- TASK DIRECTIONS: Your answer must be an exact copy of the data below, minus any pictures.
** Opening DATA SHOWN block **
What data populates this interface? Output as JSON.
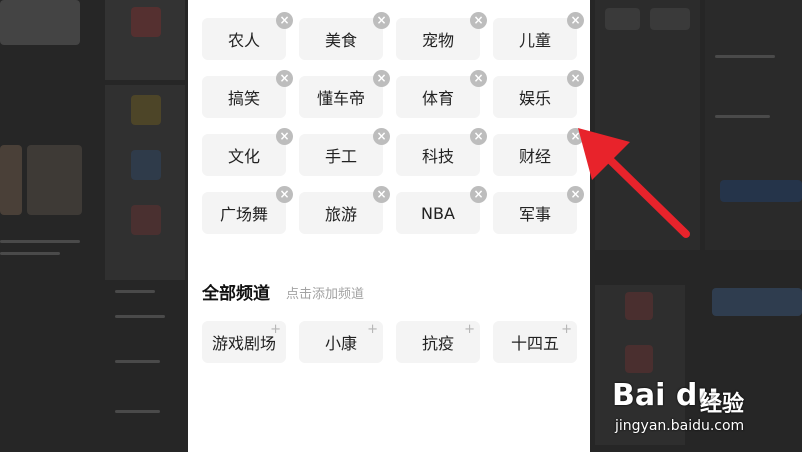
{
  "my_channels": [
    {
      "label": "农人"
    },
    {
      "label": "美食"
    },
    {
      "label": "宠物"
    },
    {
      "label": "儿童"
    },
    {
      "label": "搞笑"
    },
    {
      "label": "懂车帝"
    },
    {
      "label": "体育"
    },
    {
      "label": "娱乐"
    },
    {
      "label": "文化"
    },
    {
      "label": "手工"
    },
    {
      "label": "科技"
    },
    {
      "label": "财经"
    },
    {
      "label": "广场舞"
    },
    {
      "label": "旅游"
    },
    {
      "label": "NBA"
    },
    {
      "label": "军事"
    }
  ],
  "all_channels": {
    "title": "全部频道",
    "hint": "点击添加频道",
    "items": [
      {
        "label": "游戏剧场"
      },
      {
        "label": "小康"
      },
      {
        "label": "抗疫"
      },
      {
        "label": "十四五"
      }
    ]
  },
  "icons": {
    "remove": "×",
    "add": "+"
  },
  "watermark": {
    "logo": "Bai du",
    "text": "经验",
    "url": "jingyan.baidu.com"
  },
  "colors": {
    "arrow": "#e8232b",
    "chip_bg": "#f4f4f4",
    "remove_badge": "#bdbdbd"
  }
}
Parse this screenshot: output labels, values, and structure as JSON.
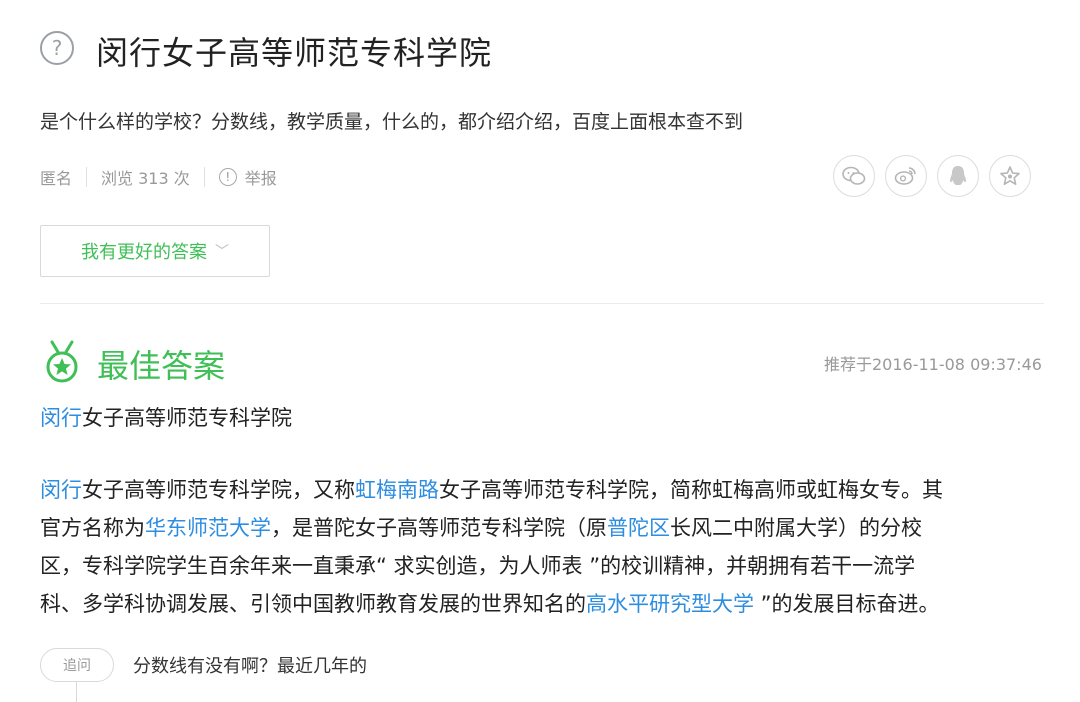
{
  "question": {
    "title": "闵行女子高等师范专科学院",
    "description": "是个什么样的学校？分数线，教学质量，什么的，都介绍介绍，百度上面根本查不到",
    "meta": {
      "author": "匿名",
      "views": "浏览 313 次",
      "report": "举报"
    },
    "share_icons": [
      "wechat-icon",
      "weibo-icon",
      "qq-icon",
      "favorite-star-icon"
    ],
    "better_answer_button": "我有更好的答案"
  },
  "best_answer": {
    "heading": "最佳答案",
    "timestamp": "推荐于2016-11-08 09:37:46",
    "title_link": "闵行",
    "title_rest": "女子高等师范专科学院",
    "paragraph": {
      "l1_a": "闵行",
      "l1_b": "女子高等师范专科学院，又称",
      "l1_c": "虹梅南路",
      "l1_d": "女子高等师范专科学院，简称虹梅高师或虹梅女专。其",
      "l2_a": "官方名称为",
      "l2_b": "华东师范大学",
      "l2_c": "，是普陀女子高等师范专科学院（原",
      "l2_d": "普陀区",
      "l2_e": "长风二中附属大学）的分校",
      "l3": "区，专科学院学生百余年来一直秉承“ 求实创造，为人师表 ”的校训精神，并朝拥有若干一流学",
      "l4_a": "科、多学科协调发展、引领中国教师教育发展的世界知名的",
      "l4_b": "高水平研究型大学",
      "l4_c": " ”的发展目标奋进。"
    }
  },
  "follow_up": {
    "tag": "追问",
    "text": "分数线有没有啊？最近几年的"
  },
  "colors": {
    "accent_green": "#3fbf56",
    "link_blue": "#2d8de0"
  }
}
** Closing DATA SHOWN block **
- TASK RESPONSE:
What data populates this interface? Output as JSON.
{
  "my_channels": [
    {
      "label": "农人"
    },
    {
      "label": "美食"
    },
    {
      "label": "宠物"
    },
    {
      "label": "儿童"
    },
    {
      "label": "搞笑"
    },
    {
      "label": "懂车帝"
    },
    {
      "label": "体育"
    },
    {
      "label": "娱乐"
    },
    {
      "label": "文化"
    },
    {
      "label": "手工"
    },
    {
      "label": "科技"
    },
    {
      "label": "财经"
    },
    {
      "label": "广场舞"
    },
    {
      "label": "旅游"
    },
    {
      "label": "NBA"
    },
    {
      "label": "军事"
    }
  ],
  "all_channels": {
    "title": "全部频道",
    "hint": "点击添加频道",
    "items": [
      {
        "label": "游戏剧场"
      },
      {
        "label": "小康"
      },
      {
        "label": "抗疫"
      },
      {
        "label": "十四五"
      }
    ]
  },
  "icons": {
    "remove": "×",
    "add": "+"
  },
  "watermark": {
    "logo": "Bai du",
    "text": "经验",
    "url": "jingyan.baidu.com"
  },
  "colors": {
    "arrow": "#e8232b",
    "chip_bg": "#f4f4f4",
    "remove_badge": "#bdbdbd"
  }
}
Parse this screenshot: output labels, values, and structure as JSON.
{
  "question": {
    "title": "闵行女子高等师范专科学院",
    "description": "是个什么样的学校？分数线，教学质量，什么的，都介绍介绍，百度上面根本查不到",
    "meta": {
      "author": "匿名",
      "views": "浏览 313 次",
      "report": "举报"
    },
    "share_icons": [
      "wechat-icon",
      "weibo-icon",
      "qq-icon",
      "favorite-star-icon"
    ],
    "better_answer_button": "我有更好的答案"
  },
  "best_answer": {
    "heading": "最佳答案",
    "timestamp": "推荐于2016-11-08 09:37:46",
    "title_link": "闵行",
    "title_rest": "女子高等师范专科学院",
    "paragraph": {
      "l1_a": "闵行",
      "l1_b": "女子高等师范专科学院，又称",
      "l1_c": "虹梅南路",
      "l1_d": "女子高等师范专科学院，简称虹梅高师或虹梅女专。其",
      "l2_a": "官方名称为",
      "l2_b": "华东师范大学",
      "l2_c": "，是普陀女子高等师范专科学院（原",
      "l2_d": "普陀区",
      "l2_e": "长风二中附属大学）的分校",
      "l3": "区，专科学院学生百余年来一直秉承“ 求实创造，为人师表 ”的校训精神，并朝拥有若干一流学",
      "l4_a": "科、多学科协调发展、引领中国教师教育发展的世界知名的",
      "l4_b": "高水平研究型大学",
      "l4_c": " ”的发展目标奋进。"
    }
  },
  "follow_up": {
    "tag": "追问",
    "text": "分数线有没有啊？最近几年的"
  },
  "colors": {
    "accent_green": "#3fbf56",
    "link_blue": "#2d8de0"
  }
}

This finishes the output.